=== Dataset records ===

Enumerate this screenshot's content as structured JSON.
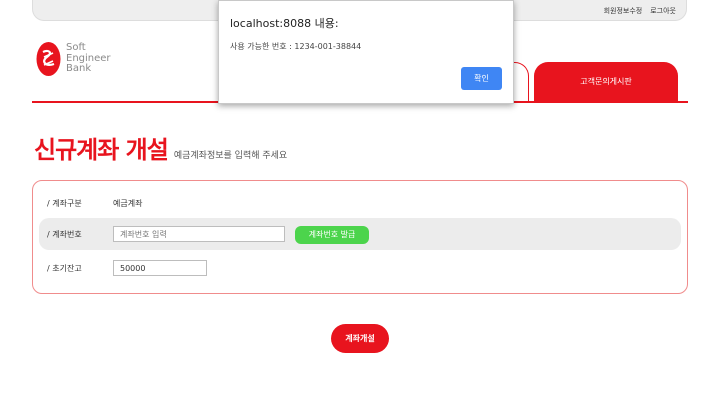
{
  "header": {
    "links": [
      "회원정보수정",
      "로그아웃"
    ]
  },
  "logo": {
    "lines": [
      "Soft",
      "Engineer",
      "Bank"
    ],
    "brand_color": "#e8141e"
  },
  "nav": {
    "tab_active_label": "고객문의게시판",
    "accent": "#e8141e"
  },
  "page": {
    "title": "신규계좌 개설",
    "subtitle": "예금계좌정보를 입력해 주세요"
  },
  "form": {
    "type_label": "/ 계좌구분",
    "type_value": "예금계좌",
    "acct_label": "/ 계좌번호",
    "acct_placeholder": "계좌번호 입력",
    "acct_button": "계좌번호 발급",
    "balance_label": "/ 초기잔고",
    "balance_value": "50000"
  },
  "submit": {
    "label": "계좌개설"
  },
  "dialog": {
    "title": "localhost:8088 내용:",
    "message": "사용 가능한 번호 : 1234-001-38844",
    "ok": "확인"
  }
}
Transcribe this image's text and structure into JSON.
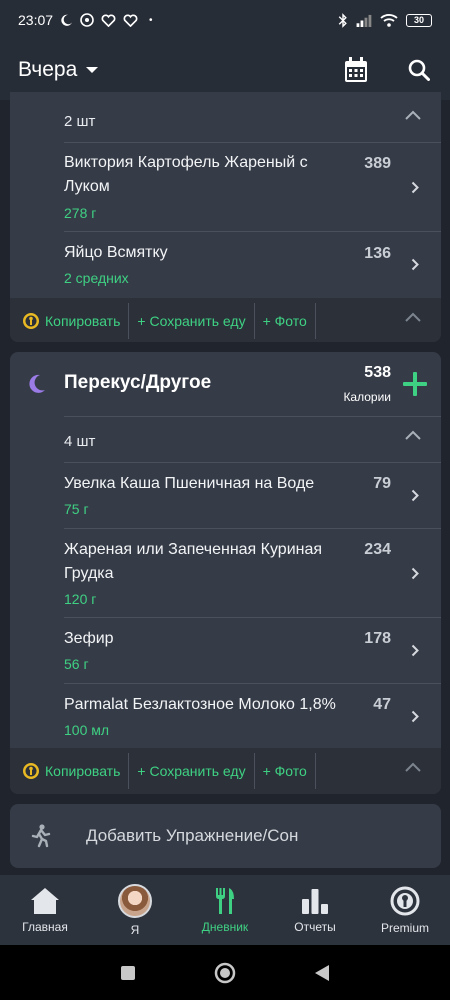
{
  "status_bar": {
    "time": "23:07",
    "dot": "•",
    "battery": "30"
  },
  "app_bar": {
    "title": "Вчера"
  },
  "meal_prev": {
    "count": "2 шт",
    "items": [
      {
        "name": "Виктория Картофель Жареный с Луком",
        "amount": "278 г",
        "calories": "389"
      },
      {
        "name": "Яйцо Всмятку",
        "amount": "2 средних",
        "calories": "136"
      }
    ],
    "actions": {
      "copy": "Копировать",
      "save": "+ Сохранить еду",
      "photo": "+ Фото"
    }
  },
  "meal_snack": {
    "title": "Перекус/Другое",
    "calories": "538",
    "calories_label": "Калории",
    "count": "4 шт",
    "items": [
      {
        "name": "Увелка Каша Пшеничная на Воде",
        "amount": "75 г",
        "calories": "79"
      },
      {
        "name": "Жареная или Запеченная Куриная Грудка",
        "amount": "120 г",
        "calories": "234"
      },
      {
        "name": "Зефир",
        "amount": "56 г",
        "calories": "178"
      },
      {
        "name": "Parmalat Безлактозное Молоко 1,8%",
        "amount": "100 мл",
        "calories": "47"
      }
    ],
    "actions": {
      "copy": "Копировать",
      "save": "+ Сохранить еду",
      "photo": "+ Фото"
    }
  },
  "exercise": {
    "label": "Добавить Упражнение/Сон"
  },
  "bottom_nav": {
    "items": [
      {
        "label": "Главная",
        "icon": "home-icon"
      },
      {
        "label": "Я",
        "icon": "avatar"
      },
      {
        "label": "Дневник",
        "icon": "cutlery-icon"
      },
      {
        "label": "Отчеты",
        "icon": "bar-chart-icon"
      },
      {
        "label": "Premium",
        "icon": "premium-icon"
      }
    ],
    "active": "Дневник"
  },
  "colors": {
    "accent": "#3fd183",
    "background": "#20242c",
    "card": "#353b47",
    "moon": "#9b7be6"
  }
}
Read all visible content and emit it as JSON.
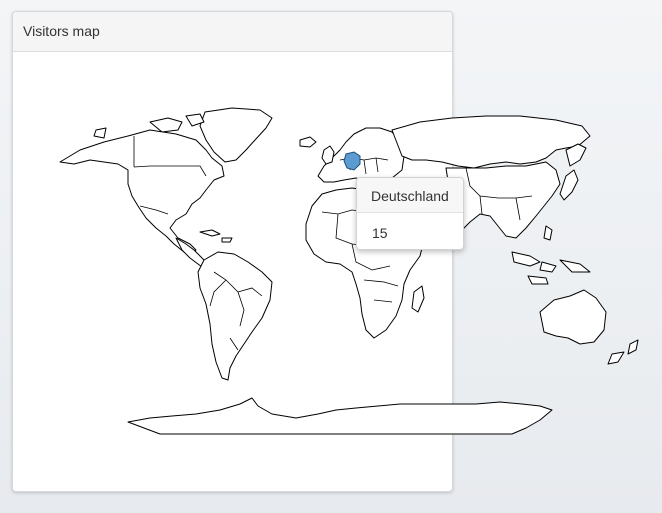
{
  "panel": {
    "title": "Visitors map"
  },
  "tooltip": {
    "country": "Deutschland",
    "value": "15"
  },
  "map": {
    "highlight_color": "#5b9bd1",
    "highlighted_country": "Deutschland"
  }
}
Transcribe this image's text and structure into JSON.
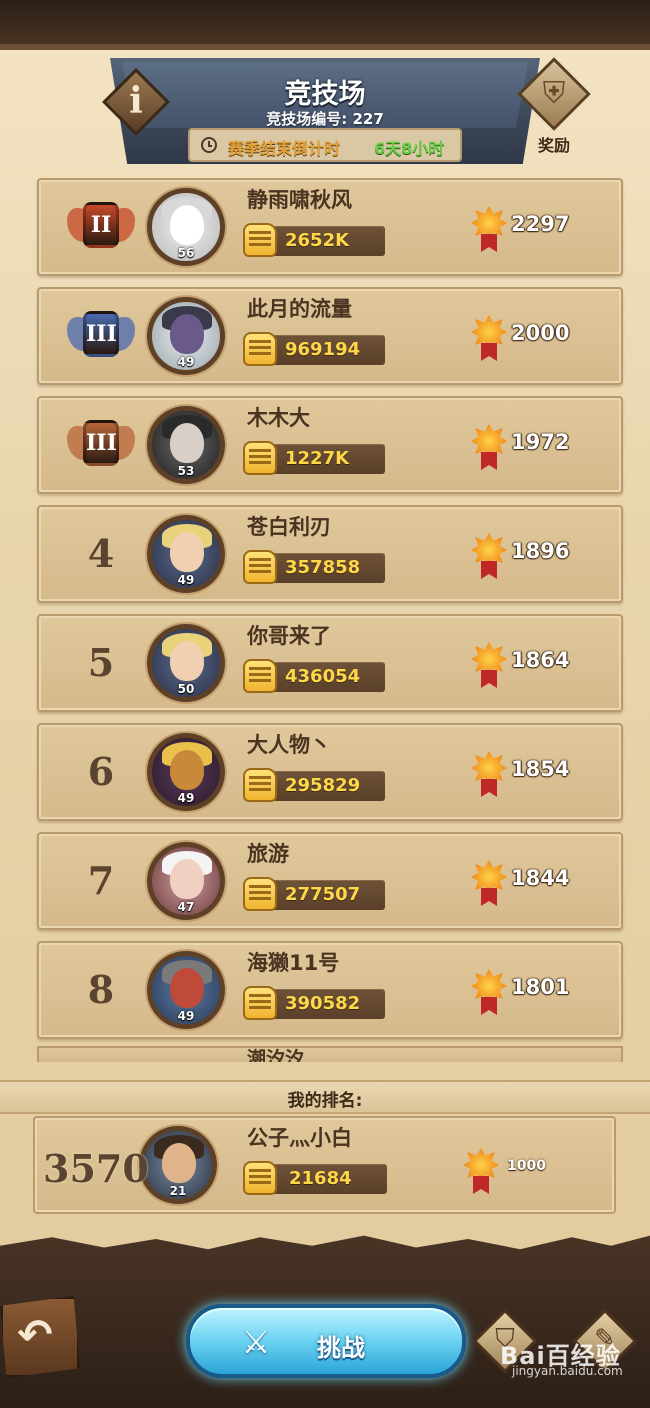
{
  "header": {
    "title": "竞技场",
    "arena_id": "竞技场编号: 227",
    "countdown_label": "赛季结束倒计时",
    "countdown_value": "6天8小时",
    "info_label": "i",
    "reward_label": "奖励"
  },
  "rankings": [
    {
      "rank": "1",
      "medal": "II",
      "medal_color": "#c84a2a",
      "avatar": "white-creature",
      "level": "56",
      "name": "静雨啸秋风",
      "power": "2652K",
      "score": "2297"
    },
    {
      "rank": "2",
      "medal": "III",
      "medal_color": "#4a6ab0",
      "avatar": "meme-image",
      "level": "49",
      "name": "此月的流量",
      "power": "969194",
      "score": "2000"
    },
    {
      "rank": "3",
      "medal": "III",
      "medal_color": "#b8663a",
      "avatar": "fist-photo",
      "level": "53",
      "name": "木木大",
      "power": "1227K",
      "score": "1972"
    },
    {
      "rank": "4",
      "avatar": "winged-hero",
      "level": "49",
      "name": "苍白利刃",
      "power": "357858",
      "score": "1896"
    },
    {
      "rank": "5",
      "avatar": "winged-hero",
      "level": "50",
      "name": "你哥来了",
      "power": "436054",
      "score": "1864"
    },
    {
      "rank": "6",
      "avatar": "horned-warrior",
      "level": "49",
      "name": "大人物丶",
      "power": "295829",
      "score": "1854"
    },
    {
      "rank": "7",
      "avatar": "white-haired-hero",
      "level": "47",
      "name": "旅游",
      "power": "277507",
      "score": "1844"
    },
    {
      "rank": "8",
      "avatar": "bearded-dwarf",
      "level": "49",
      "name": "海獭11号",
      "power": "390582",
      "score": "1801"
    }
  ],
  "partial_row": {
    "name": "潮汐汐"
  },
  "my_rank": {
    "title": "我的排名:",
    "rank": "3570",
    "avatar": "bearded-knight",
    "level": "21",
    "name": "公子灬小白",
    "power": "21684",
    "score": "1000"
  },
  "bottom": {
    "back_icon": "↶",
    "challenge_label": "挑战",
    "swords_icon": "⚔"
  },
  "watermark": {
    "main": "Bai百经验",
    "sub": "jingyan.baidu.com"
  }
}
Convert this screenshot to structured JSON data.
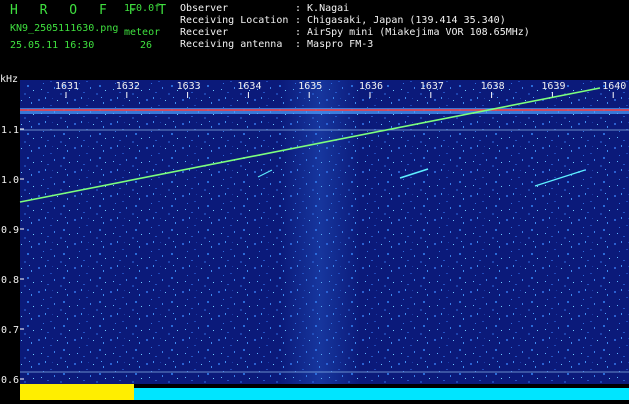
{
  "header": {
    "app_title": "H R O F F T",
    "version": "1.0.0f",
    "filename": "KN9_2505111630.png",
    "datetime": "25.05.11 16:30",
    "meteor_label": "meteor",
    "meteor_count": "26",
    "info": [
      {
        "label": "Observer",
        "value": ": K.Nagai"
      },
      {
        "label": "Receiving Location",
        "value": ": Chigasaki, Japan (139.414 35.340)"
      },
      {
        "label": "Receiver",
        "value": ": AirSpy mini (Miakejima VOR 108.65MHz)"
      },
      {
        "label": "Receiving antenna",
        "value": ": Maspro FM-3"
      }
    ]
  },
  "spectrogram": {
    "y_unit": "kHz",
    "y_ticks": [
      "1.1",
      "1.0",
      "0.9",
      "0.8",
      "0.7",
      "0.6"
    ],
    "x_ticks": [
      "1631",
      "1632",
      "1633",
      "1634",
      "1635",
      "1636",
      "1637",
      "1638",
      "1639",
      "1640"
    ]
  },
  "colors": {
    "header_text": "#3fe03f",
    "info_text": "#f2f2f2",
    "plot_bg": "#0b1a7a",
    "signal_line": "#7dff7d",
    "carrier_band": "#ff3b3b",
    "footer_bar": "#00e5ff",
    "footer_yellow": "#ffee00"
  }
}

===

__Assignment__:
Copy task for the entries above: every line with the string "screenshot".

__Solution to the problem__:
Enumerate this screenshot's content as structured JSON.
Convert this screenshot to structured JSON data.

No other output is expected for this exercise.